As a parent, your first and strongest instinct is to protect your children. You work hard to put them in the best schools, make sure they hang out with the right crowd, and avoid unnecessary risks.
When you think about the future you’re building for your kids, you probably picture them happy and healthy. But sometimes, the best way to do that isn’t clear.
When it comes to visual health, some parents wonder, “Do babies need vision insurance?” While the answer might sound like an obvious “yes,” like most things in life, the answer is a little more complicated.
Private Medical Insurance
Let’s start when your baby is born (or after you adopt). During this time frame, you usually have thirty to sixty days to add your bundle of joy onto your health insurance if you have a policy in place (if you don’t, we’ll discuss your options later in just a bit!).
If you and your spouse have separate insurance policies, you’ll have to decide which policy will cover your infant. Usually, making changes to your insurance plan requires waiting for a certain window of opportunity, but having or adopting a baby is considered to be a “qualifying life event.” This means you can make alterations to your health plan right away.
Employer-Based Medical Insurance
If you have insurance through your workplace, your new baby can easily be covered, but you will have to notify your employer within thirty days of birth or adoption that you want to add your child to your plan.
Coverage will extend back to your baby’s birthdate, so any procedures or tests performed before you officially add them to your insurance should be covered retroactively.
Some companies offer more than thirty days for parents to sign up, so you’ll have to check with your employer on the time limits that apply to your coverage.
When You Don’t Have Vision Insurance
If you’re uninsured, you may be eligible for Medicaid. Depending on which state you live in, Medicaid can cover most or even all your medical costs. For your new baby, you can get coverage through the Children’s Health Insurance Program (CHIP), which covers vision care, as well as dental, emergency care, vaccinations, and pediatric visits.
If you have care through the Affordable Care Act (ACA), your children will be covered automatically. Through the ACA, children up to age 19 can receive free eye exams every year.
Coverage through Medicaid, CHIP, and the ACA is intended for low-income earners, so you may not be eligible if your wages are too high.
If you’ve recently lost your job, the Consolidated Omnibus Budget Reconciliation Act (COBRA) allows you to purchase your employer’s health insurance for 18 months after your termination. It’s comparatively expensive, but it can help you to get by until you find work again.
Another option is IntantSEE, a publicly funded vision care program that is specifically designed for children between 6 and 12 months of age. It’s managed by Optometry Cares and the AOA Foundation. Participating optometrists provide free eye exams to families of any income level.
Visits to Your Pediatrician

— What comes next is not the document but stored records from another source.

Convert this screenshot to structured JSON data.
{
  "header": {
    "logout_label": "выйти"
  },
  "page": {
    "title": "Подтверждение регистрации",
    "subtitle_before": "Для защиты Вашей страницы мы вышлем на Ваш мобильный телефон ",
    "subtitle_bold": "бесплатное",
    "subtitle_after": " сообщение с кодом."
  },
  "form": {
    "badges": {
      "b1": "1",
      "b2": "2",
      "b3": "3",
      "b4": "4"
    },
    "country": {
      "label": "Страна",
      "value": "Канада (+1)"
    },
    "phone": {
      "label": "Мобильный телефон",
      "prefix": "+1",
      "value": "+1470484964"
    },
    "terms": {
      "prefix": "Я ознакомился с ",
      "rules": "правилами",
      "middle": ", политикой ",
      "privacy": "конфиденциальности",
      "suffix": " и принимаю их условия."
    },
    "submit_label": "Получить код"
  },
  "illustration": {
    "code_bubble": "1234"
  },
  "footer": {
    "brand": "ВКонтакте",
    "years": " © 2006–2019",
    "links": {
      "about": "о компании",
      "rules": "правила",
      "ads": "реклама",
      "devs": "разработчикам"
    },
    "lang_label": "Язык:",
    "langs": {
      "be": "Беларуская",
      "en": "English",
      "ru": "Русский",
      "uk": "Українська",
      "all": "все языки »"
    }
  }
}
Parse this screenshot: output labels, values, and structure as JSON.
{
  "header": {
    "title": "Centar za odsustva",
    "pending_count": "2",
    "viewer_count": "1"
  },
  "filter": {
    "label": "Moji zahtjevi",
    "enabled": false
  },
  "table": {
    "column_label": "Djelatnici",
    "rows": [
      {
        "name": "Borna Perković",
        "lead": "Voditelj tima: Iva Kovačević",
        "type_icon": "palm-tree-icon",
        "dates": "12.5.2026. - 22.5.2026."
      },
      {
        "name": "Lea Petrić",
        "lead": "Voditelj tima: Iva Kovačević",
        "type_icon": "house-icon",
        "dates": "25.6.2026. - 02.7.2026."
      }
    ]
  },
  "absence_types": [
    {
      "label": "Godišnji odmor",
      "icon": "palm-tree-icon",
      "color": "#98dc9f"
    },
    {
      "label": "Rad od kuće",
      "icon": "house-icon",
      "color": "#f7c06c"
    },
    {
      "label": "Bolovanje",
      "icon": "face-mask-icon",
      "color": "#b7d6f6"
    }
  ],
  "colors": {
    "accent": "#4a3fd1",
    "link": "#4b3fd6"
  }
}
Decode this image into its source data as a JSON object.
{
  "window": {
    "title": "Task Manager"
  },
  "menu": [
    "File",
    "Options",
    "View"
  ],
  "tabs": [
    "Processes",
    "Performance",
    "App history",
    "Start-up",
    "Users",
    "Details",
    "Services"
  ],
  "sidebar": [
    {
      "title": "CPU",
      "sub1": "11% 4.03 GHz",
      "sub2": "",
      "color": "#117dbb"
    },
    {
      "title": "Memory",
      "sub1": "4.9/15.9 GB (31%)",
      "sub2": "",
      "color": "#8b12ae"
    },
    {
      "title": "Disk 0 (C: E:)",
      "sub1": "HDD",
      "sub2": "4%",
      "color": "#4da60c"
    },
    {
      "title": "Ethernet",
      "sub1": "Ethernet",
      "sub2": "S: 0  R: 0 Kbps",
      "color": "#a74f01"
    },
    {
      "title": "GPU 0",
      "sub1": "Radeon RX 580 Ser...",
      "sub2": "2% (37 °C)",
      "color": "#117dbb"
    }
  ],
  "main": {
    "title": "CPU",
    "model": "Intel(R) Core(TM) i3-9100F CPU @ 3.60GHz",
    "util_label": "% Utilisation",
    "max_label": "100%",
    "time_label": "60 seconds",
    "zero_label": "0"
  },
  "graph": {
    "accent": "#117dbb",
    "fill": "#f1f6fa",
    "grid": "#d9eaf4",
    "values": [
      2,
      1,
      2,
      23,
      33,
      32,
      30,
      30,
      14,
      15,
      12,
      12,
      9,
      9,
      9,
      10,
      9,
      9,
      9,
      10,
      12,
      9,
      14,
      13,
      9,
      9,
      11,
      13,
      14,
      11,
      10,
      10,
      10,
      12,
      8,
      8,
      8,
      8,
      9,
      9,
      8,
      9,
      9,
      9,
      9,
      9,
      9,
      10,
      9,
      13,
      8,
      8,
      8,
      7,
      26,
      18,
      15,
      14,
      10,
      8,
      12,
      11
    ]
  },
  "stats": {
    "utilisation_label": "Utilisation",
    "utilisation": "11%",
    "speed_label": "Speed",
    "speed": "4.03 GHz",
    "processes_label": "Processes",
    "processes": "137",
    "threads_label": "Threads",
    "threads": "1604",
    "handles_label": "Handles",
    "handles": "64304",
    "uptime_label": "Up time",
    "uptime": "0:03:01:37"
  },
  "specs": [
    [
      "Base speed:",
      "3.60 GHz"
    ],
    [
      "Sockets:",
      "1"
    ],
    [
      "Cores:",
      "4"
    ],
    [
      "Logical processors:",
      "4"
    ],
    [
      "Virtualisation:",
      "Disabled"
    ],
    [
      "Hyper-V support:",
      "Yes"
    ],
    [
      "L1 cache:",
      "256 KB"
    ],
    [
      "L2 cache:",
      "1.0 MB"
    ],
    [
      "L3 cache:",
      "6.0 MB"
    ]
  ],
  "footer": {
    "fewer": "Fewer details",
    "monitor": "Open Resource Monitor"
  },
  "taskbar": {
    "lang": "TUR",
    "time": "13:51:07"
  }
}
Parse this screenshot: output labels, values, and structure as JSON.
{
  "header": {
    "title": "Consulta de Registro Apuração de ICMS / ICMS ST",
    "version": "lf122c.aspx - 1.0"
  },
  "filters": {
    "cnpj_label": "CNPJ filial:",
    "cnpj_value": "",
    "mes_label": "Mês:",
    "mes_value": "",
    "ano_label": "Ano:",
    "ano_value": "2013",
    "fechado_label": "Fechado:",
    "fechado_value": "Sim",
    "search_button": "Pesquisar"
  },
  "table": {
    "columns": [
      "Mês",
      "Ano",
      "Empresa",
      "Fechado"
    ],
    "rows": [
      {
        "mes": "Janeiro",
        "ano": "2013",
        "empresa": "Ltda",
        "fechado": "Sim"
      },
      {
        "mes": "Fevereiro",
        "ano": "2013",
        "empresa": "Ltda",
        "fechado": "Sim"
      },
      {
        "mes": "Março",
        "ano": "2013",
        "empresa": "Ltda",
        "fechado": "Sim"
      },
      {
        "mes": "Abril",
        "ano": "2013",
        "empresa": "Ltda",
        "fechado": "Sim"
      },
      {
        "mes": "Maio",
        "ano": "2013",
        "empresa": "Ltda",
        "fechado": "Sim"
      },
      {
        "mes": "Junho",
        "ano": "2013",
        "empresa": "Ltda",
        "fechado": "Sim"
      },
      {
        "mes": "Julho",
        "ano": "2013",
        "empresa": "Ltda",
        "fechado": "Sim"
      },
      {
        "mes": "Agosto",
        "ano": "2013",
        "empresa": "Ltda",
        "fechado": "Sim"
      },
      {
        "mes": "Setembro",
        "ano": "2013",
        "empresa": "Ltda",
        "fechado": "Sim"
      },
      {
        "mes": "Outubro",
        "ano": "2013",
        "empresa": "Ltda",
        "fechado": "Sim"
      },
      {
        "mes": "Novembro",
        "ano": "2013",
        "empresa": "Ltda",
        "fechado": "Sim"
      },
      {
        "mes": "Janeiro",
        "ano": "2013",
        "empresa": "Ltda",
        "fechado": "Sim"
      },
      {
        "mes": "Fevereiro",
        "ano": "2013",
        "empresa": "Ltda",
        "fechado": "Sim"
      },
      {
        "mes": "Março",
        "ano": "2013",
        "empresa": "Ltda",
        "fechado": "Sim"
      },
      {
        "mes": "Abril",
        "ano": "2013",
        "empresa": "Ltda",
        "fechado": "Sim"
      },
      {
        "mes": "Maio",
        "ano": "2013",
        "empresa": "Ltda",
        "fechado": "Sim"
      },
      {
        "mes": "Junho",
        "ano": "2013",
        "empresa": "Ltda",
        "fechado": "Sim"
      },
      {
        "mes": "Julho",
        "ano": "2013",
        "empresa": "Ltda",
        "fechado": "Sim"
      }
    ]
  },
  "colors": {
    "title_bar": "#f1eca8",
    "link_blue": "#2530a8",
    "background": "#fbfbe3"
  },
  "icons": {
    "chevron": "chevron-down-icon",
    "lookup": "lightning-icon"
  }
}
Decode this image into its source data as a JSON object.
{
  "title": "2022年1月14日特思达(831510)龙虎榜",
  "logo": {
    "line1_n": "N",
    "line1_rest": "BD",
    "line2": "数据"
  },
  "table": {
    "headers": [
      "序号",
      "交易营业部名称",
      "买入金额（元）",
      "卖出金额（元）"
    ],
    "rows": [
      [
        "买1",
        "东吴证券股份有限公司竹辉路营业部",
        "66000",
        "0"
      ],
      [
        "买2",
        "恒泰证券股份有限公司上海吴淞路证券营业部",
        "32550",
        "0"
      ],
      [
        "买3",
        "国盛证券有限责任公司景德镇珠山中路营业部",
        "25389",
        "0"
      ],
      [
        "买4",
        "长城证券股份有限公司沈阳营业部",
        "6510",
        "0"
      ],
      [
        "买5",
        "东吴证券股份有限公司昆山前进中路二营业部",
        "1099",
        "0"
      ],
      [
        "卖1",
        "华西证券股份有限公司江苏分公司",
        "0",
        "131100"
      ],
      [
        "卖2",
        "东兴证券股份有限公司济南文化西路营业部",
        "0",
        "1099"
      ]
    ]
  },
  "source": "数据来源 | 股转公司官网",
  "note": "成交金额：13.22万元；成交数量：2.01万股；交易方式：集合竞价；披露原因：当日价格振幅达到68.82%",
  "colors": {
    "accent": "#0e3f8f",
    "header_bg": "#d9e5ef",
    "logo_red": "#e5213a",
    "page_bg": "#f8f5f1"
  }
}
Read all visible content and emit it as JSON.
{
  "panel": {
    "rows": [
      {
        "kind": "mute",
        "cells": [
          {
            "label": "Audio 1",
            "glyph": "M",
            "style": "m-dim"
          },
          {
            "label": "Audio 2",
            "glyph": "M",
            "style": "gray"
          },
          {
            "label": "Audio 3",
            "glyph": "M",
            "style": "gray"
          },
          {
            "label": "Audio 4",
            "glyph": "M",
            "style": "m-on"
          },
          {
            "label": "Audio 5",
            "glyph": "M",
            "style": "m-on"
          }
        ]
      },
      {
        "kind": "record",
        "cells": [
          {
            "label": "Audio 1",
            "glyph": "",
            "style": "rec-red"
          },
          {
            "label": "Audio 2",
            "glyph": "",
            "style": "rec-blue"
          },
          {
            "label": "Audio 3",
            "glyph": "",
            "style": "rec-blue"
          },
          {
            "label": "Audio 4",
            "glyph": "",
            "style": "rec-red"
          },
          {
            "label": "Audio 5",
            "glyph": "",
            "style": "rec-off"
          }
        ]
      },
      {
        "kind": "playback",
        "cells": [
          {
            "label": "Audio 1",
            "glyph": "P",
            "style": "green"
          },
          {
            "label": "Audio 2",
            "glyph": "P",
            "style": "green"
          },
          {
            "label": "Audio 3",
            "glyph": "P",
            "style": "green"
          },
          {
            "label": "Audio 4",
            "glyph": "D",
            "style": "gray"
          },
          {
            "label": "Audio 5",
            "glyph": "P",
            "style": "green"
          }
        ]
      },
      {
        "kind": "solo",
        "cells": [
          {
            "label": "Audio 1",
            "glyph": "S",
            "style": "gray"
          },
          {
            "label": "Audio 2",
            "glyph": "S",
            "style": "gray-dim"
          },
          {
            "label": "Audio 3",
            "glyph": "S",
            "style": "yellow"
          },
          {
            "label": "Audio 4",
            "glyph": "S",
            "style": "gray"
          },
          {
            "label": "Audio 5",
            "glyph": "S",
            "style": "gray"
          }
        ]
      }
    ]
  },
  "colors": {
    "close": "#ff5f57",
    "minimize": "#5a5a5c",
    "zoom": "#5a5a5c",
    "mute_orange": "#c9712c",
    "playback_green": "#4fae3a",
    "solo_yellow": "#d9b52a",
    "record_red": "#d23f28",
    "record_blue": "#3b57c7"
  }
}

Unless you have a family history of vision problems or a specific reason to test your baby’s vision, most pediatricians start testing within 12 months of age.
If any concerns arise during these appointments, your pediatrician can refer you to a pediatric ophthalmologist rather than an optometrist. The benefit is that an ophthalmologist uses standard medical insurance rather than vision insurance.
To test your baby’s vision, your pediatrician will most likely use an ocular photoscreen. This checks for issues such as:
Gaze deviation or asymmetry
Since your pediatrician can perform this test, it will be covered under any major private medical insurance plans, as well as Medicaid.
Observation at Home
When children are born, they’re not able to focus on objects that are more than eight to ten inches from their faces. By about eight weeks of age, they should be able to focus on a parent’s face.
During this season, you may notice that your child’s eyes seem like they cross and move from object to object, wandering around. This is normal!
However, if one of their eyes tends to move in or out while the other is stationary, it could indicate an eye problem.
By month five, depth perception and color vision develop. From five to eight months, hand-eye coordination will strengthen as crawling begins.
By twelve months of age, your child will begin walking and be able to judge distances well. As they move past one year, object recognition will get stronger. Observing your baby’s vision milestones can help you determine whether there’s an issue you’ll need to get checked out by a doctor.
What’s the Verdict?
So does your baby need vision insurance? Depending on the insurance you have, they may be covered already.
Should you get them separate or supplemental vision insurance? That depends on their vision health. If there’s a concern for pre-existing conditions or your pediatrician discovers an abnormality that requires attention, then you probably should talk to your insurer about your options.
There are many ways you can assess your child’s vision, so no matter what you decide about coverage, it’s up to you to care for your children and give them a healthy start for the future!